Memorial services for Thomas A. McMahon, the Gordon McKay Professor of Applied Mechanics and professor of biology, will take place on Friday, Feb. 19, at 2 p.m. in the Storey Chapel of Mount Auburn Cemetery.

The 55-year-old scientist and author died suddenly on Feb. 14 while recovering from surgery.

Throughout his life, McMahon successfully united science and literature, using the imaginative resources of one world to enrich his work in the other.

As a scientist, McMahon used principles of engineering and physics to unlock the secrets of animal locomotion. He and his students explored, for example, how springlike properties of muscles, tendons, and reflexes govern important mechanical features of running and walking. With Toby Hayes and Steve Robinovitch, McMahon co-invented a hip-padding system for preventing osteoporotic fractures in the elderly.

In 1977, McMahon and colleague Peter R. Greene designed the famous "tuned" track at Harvard's Gordon Indoor Track and Tennis Facility that has improved running times (on average) by 3 percent while cutting injuries in half. McMahon also helped design tracks at Yale, New York's Madison Square Garden, and New Jersey's Meadowlands Arena.

Three years ago, McMahon and graduate student James Glasheen gained wide notice for experiments demonstrating how the basilisk lizard -- a Central and South American creature popularly known as the "Jesus Christ lizard" -- scampers upright across rivers fast enough to walk on water.

Over the years, McMahon's inspirational teaching drew many young people into biomedical engineering and related fields. Students praised him for his unfailing support, which extended to advisees and nonadvisees alike.

His scientific books include On Size and Life (1983, with John Tyler Bonner) and Muscles, Reflexes and Locomotion (1984), which Science magazine declared an instant classic. He wrote or collaborated on more than 100 scientific articles and papers.

As a fiction writer, McMahon produced three widely acclaimed works: Principles of American Nuclear Chemistry: A Novel (1970); McKay's Bees (1979; an imaginary tale about the benefactor of his named chair), and Loving Little Egypt (1987), which won the 1988 Rosenthal Award (American Academy of Arts and Letters). The last two novels also inspired stage productions.

Born in Dayton, Ohio, on April 21, 1943, McMahon grew up in Lexington, Mass. He earned a B.S. (1965) from Cornell, and an S.M. (1967) and Ph.D. (1970) from M.I.T. In 1969, he came to Harvard as a postdoctoral research fellow. He was appointed to the McKay Professorship in 1977.
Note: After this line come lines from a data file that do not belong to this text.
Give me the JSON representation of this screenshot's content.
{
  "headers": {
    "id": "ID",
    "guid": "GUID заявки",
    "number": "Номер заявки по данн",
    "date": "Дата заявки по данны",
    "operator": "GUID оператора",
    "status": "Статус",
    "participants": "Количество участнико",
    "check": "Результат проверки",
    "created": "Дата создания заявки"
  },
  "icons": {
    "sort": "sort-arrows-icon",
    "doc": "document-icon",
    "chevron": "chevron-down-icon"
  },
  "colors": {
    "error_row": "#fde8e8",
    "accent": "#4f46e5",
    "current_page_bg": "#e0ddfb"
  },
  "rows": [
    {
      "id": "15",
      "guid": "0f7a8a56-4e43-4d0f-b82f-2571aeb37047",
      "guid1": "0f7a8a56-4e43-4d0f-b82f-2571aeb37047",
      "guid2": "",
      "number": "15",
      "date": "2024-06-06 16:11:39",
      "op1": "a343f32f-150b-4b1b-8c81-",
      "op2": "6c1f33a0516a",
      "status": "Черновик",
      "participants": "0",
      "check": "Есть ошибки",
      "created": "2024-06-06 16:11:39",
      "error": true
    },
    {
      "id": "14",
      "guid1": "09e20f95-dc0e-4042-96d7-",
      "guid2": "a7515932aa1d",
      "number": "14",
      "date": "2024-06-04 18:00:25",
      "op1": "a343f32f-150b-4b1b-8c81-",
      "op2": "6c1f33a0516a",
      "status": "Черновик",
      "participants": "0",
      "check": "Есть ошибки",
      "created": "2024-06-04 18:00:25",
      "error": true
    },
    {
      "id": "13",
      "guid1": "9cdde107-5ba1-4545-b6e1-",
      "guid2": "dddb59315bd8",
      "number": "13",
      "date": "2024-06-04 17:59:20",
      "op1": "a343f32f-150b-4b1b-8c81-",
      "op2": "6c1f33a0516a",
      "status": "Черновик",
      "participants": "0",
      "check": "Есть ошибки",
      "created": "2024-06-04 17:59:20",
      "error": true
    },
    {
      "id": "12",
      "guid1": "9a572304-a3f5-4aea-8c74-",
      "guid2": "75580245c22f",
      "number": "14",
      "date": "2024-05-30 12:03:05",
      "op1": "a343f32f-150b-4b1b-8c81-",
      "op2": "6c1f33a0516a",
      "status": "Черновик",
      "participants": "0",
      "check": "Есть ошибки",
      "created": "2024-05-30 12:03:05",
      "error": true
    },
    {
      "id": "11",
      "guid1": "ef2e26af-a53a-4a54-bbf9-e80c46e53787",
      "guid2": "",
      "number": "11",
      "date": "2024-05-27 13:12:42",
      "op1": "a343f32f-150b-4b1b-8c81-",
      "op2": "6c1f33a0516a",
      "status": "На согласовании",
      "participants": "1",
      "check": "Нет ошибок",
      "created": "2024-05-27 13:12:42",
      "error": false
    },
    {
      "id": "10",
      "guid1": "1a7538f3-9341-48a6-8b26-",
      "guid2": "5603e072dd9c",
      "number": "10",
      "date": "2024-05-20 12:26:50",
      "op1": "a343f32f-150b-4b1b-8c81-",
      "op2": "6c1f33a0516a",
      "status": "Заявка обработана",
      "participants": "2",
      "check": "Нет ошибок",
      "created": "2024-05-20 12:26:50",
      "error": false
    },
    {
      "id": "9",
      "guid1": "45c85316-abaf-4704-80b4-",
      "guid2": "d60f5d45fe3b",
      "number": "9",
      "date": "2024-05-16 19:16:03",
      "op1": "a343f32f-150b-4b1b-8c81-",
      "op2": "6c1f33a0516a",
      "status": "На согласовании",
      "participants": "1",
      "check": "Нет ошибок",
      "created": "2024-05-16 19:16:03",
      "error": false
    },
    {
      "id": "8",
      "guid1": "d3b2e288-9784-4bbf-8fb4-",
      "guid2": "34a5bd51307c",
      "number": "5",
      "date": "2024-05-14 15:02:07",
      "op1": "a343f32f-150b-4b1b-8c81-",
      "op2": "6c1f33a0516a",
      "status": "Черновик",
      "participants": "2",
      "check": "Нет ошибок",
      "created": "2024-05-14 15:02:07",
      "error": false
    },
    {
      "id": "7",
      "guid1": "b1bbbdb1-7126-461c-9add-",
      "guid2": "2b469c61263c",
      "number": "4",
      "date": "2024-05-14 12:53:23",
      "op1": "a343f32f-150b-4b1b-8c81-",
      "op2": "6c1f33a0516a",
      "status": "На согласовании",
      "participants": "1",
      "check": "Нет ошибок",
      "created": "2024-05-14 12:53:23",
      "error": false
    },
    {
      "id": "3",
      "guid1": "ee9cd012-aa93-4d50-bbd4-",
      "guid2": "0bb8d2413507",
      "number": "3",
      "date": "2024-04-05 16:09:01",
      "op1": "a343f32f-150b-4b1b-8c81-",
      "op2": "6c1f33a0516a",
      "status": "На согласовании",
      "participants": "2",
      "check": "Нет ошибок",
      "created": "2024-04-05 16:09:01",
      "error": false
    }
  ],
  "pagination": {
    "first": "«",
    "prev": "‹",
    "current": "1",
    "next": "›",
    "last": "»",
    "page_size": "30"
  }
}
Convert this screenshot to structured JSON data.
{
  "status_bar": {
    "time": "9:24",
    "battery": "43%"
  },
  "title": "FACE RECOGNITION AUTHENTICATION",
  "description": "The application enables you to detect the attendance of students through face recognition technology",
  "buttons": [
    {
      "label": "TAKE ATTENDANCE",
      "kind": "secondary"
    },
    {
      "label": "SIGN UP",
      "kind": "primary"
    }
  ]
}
He leaves his wife Carol Ehlers McMahon, of Wellesley, Mass.; son James Robert McMahon, daughter-in-law Lauren Rosenfield, and granddaughter Mira -- all of Atlanta, Ga.; daughter Elizabeth Kirsten McMahon; sister Jean McMahon Humez and brother-in-law Alex Humez, of Somerville, Mass.; and sister Nancy McMahon Swanborn and brother-in-law Edwin Swanborn, of Duxbury, Mass.

In lieu of flowers, the family requests that contributions be made to the Thomas A. McMahon Fund at Harvard University (soon to be established for future students in McMahon's laboratory), in care of the Dean's Office, Division of Engineering and Applied Sciences, Pierce Hall 217, Harvard University, Cambridge, MA 02138.

A Harvard memorial service will be announced later.

 


Copyright 1999 President and Fellows of Harvard College